In Dr Ulrich Stein v Central Lancashire PCT, the tribunal considered an appeal against the PCT’s refusal to accept an application to join the performers list. The doctor’s application had been refused on the ground that his inclusion would be prejudicial to the efficiency of the service. In the tribunal’s judgment they highlighted that there is a distinction between powers of removal on grounds of prejudice to efficiency and the power to refuse admission on grounds of prejudice to efficiency.
Regulation 6(1)(e) of the NHS (Performers Lists) Regulations 2004 (the Regulations) provides that refusal to admit may be made if there are “any grounds for considering that admitting [an applicant] to [the] performers list would be prejudicial to the efficiency of the service”. The tribunal explained that this does not require a PCT to show that admission of the applicant would be prejudicial; the PCT merely has to demonstrate that there are grounds for considering that admitting the applicant would be prejudicial.
This can be contrasted with the test for removal under regulation 10(4) which requires evidence that the performer’s continued inclusion would be prejudicial to the efficiency of the service. It is clear therefore that the test for refusal of admission on the ground of prejudice to efficiency sets a lower threshold for PCTs than the test for removal on the ground of prejudice to efficiency.

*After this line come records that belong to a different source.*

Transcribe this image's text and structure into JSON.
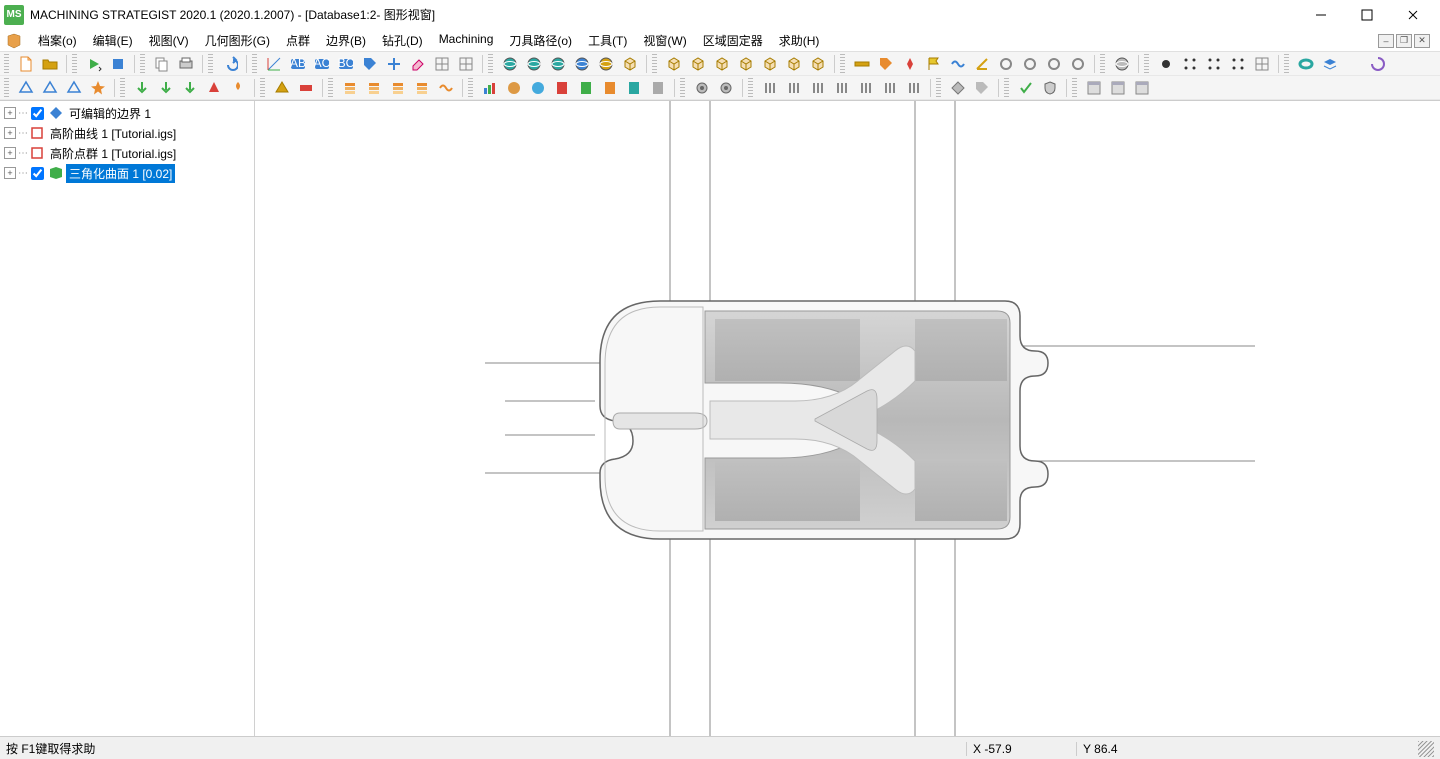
{
  "title": "MACHINING STRATEGIST 2020.1 (2020.1.2007) - [Database1:2- 图形视窗]",
  "app_icon_text": "MS",
  "menu": {
    "items": [
      "档案(o)",
      "编辑(E)",
      "视图(V)",
      "几何图形(G)",
      "点群",
      "边界(B)",
      "钻孔(D)",
      "Machining",
      "刀具路径(o)",
      "工具(T)",
      "视窗(W)",
      "区域固定器",
      "求助(H)"
    ]
  },
  "tree": {
    "items": [
      {
        "label": "可编辑的边界 1",
        "checked": true,
        "icon": "diamond-blue",
        "selected": false
      },
      {
        "label": "高阶曲线 1 [Tutorial.igs]",
        "checked": null,
        "icon": "curve-orange",
        "selected": false
      },
      {
        "label": "高阶点群 1 [Tutorial.igs]",
        "checked": null,
        "icon": "points-orange",
        "selected": false
      },
      {
        "label": "三角化曲面 1 [0.02]",
        "checked": true,
        "icon": "surface-green",
        "selected": true
      }
    ]
  },
  "status": {
    "help": "按 F1键取得求助",
    "x_label": "X",
    "x_value": "-57.9",
    "y_label": "Y",
    "y_value": "86.4"
  },
  "toolbar_icons_row1": [
    "new-file",
    "open-file",
    "sep",
    "run-dropdown",
    "stop",
    "sep",
    "copy",
    "print",
    "sep",
    "undo",
    "sep",
    "axis",
    "label-ab",
    "label-ac",
    "label-bc",
    "tag-blue",
    "cross-blue",
    "eraser",
    "grid-small",
    "grid-large",
    "sep",
    "globe",
    "sphere1",
    "sphere2",
    "globe-blue",
    "globe-gold",
    "cube-net",
    "sep",
    "cube1",
    "cube2",
    "cube3",
    "cube4",
    "cube5",
    "cube6",
    "cube7",
    "sep",
    "ruler",
    "tag",
    "pin",
    "flag-yellow",
    "wave",
    "angle",
    "circle1",
    "circle2",
    "circle3",
    "circle4",
    "sep",
    "sphere-gray",
    "sep",
    "dot-solid",
    "dots-h",
    "dots-square",
    "dots-grid",
    "grid-dots",
    "sep",
    "torus",
    "layers",
    "gradient",
    "swirl"
  ],
  "toolbar_icons_row2": [
    "poly1",
    "poly2",
    "poly3",
    "star-tool",
    "sep",
    "arrow-down1",
    "arrow-down2",
    "arrow-down3",
    "cone-red",
    "flame",
    "sep",
    "pyramid",
    "brick-red",
    "sep",
    "layer1",
    "layer2",
    "layer3",
    "stack-orange",
    "wave-orange",
    "sep",
    "chart",
    "circ-a",
    "circ-b",
    "col-red",
    "col-green",
    "col-orange",
    "col-teal",
    "col-gray",
    "sep",
    "gear1",
    "gear2",
    "sep",
    "bars1",
    "bars2",
    "bars3",
    "bars4",
    "bars5",
    "bars6",
    "bars7",
    "sep",
    "diamond-gray",
    "tag-gray",
    "sep",
    "check",
    "shield",
    "sep",
    "panel1",
    "panel2",
    "panel3"
  ]
}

The tribunal, mindful of the fact it need not come to a conclusive view of whether there would be prejudice to efficiency of the service, concluded that evidence showed that there were real concerns about the adequacy of the doctor’s record keeping, and that this was sufficient to meet the lower threshold of regulation 6(1) and so concluded that the doctor’s application for inclusion should be refused. The tribunal did not consider whether Dr Stein should be conditionally included and simply directed that he not be included in the PCT’s performers list.

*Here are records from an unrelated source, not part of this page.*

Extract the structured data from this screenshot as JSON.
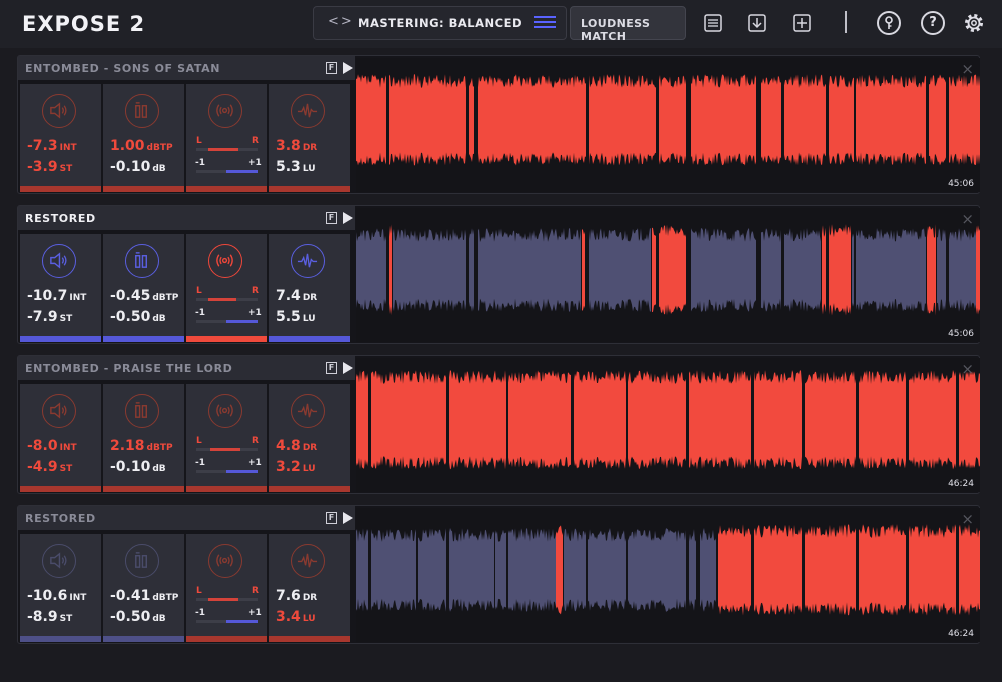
{
  "header": {
    "title": "EXPOSE 2",
    "preset_arrows": "<>",
    "preset_label": "MASTERING: BALANCED",
    "loudness_match_label": "LOUDNESS MATCH"
  },
  "rows": [
    {
      "title": "ENTOMBED - SONS OF SATAN",
      "active": false,
      "f_label": "F",
      "loudness": {
        "int": "-7.3",
        "int_unit": "INT",
        "st": "-3.9",
        "st_unit": "ST"
      },
      "peak": {
        "tp": "1.00",
        "tp_unit": "dBTP",
        "db": "-0.10",
        "db_unit": "dB"
      },
      "correlation": {
        "left": "L",
        "right": "R",
        "min": "-1",
        "max": "+1"
      },
      "dynamics": {
        "dr": "3.8",
        "dr_unit": "DR",
        "lu": "5.3",
        "lu_unit": "LU"
      },
      "duration": "45:06",
      "close": "×"
    },
    {
      "title": "RESTORED",
      "active": true,
      "f_label": "F",
      "loudness": {
        "int": "-10.7",
        "int_unit": "INT",
        "st": "-7.9",
        "st_unit": "ST"
      },
      "peak": {
        "tp": "-0.45",
        "tp_unit": "dBTP",
        "db": "-0.50",
        "db_unit": "dB"
      },
      "correlation": {
        "left": "L",
        "right": "R",
        "min": "-1",
        "max": "+1"
      },
      "dynamics": {
        "dr": "7.4",
        "dr_unit": "DR",
        "lu": "5.5",
        "lu_unit": "LU"
      },
      "duration": "45:06",
      "close": "×"
    },
    {
      "title": "ENTOMBED - PRAISE THE LORD",
      "active": false,
      "f_label": "F",
      "loudness": {
        "int": "-8.0",
        "int_unit": "INT",
        "st": "-4.9",
        "st_unit": "ST"
      },
      "peak": {
        "tp": "2.18",
        "tp_unit": "dBTP",
        "db": "-0.10",
        "db_unit": "dB"
      },
      "correlation": {
        "left": "L",
        "right": "R",
        "min": "-1",
        "max": "+1"
      },
      "dynamics": {
        "dr": "4.8",
        "dr_unit": "DR",
        "lu": "3.2",
        "lu_unit": "LU"
      },
      "duration": "46:24",
      "close": "×"
    },
    {
      "title": "RESTORED",
      "active": false,
      "f_label": "F",
      "loudness": {
        "int": "-10.6",
        "int_unit": "INT",
        "st": "-8.9",
        "st_unit": "ST"
      },
      "peak": {
        "tp": "-0.41",
        "tp_unit": "dBTP",
        "db": "-0.50",
        "db_unit": "dB"
      },
      "correlation": {
        "left": "L",
        "right": "R",
        "min": "-1",
        "max": "+1"
      },
      "dynamics": {
        "dr": "7.6",
        "dr_unit": "DR",
        "lu": "3.4",
        "lu_unit": "LU"
      },
      "duration": "46:24",
      "close": "×"
    }
  ],
  "colors": {
    "accent_red": "#ef4a3c",
    "accent_blue": "#5558d8",
    "wave_red": "#f24a3e",
    "wave_blue": "#4f5073",
    "background": "#1b1b20"
  }
}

This case helpfully illustrates an important difference between the test of “prejudice to efficiency” applicable in admission and removal cases and explains that PCTs face a less onerous task refusing admission on the basis of prejudice to efficiency than they do in justifying removal.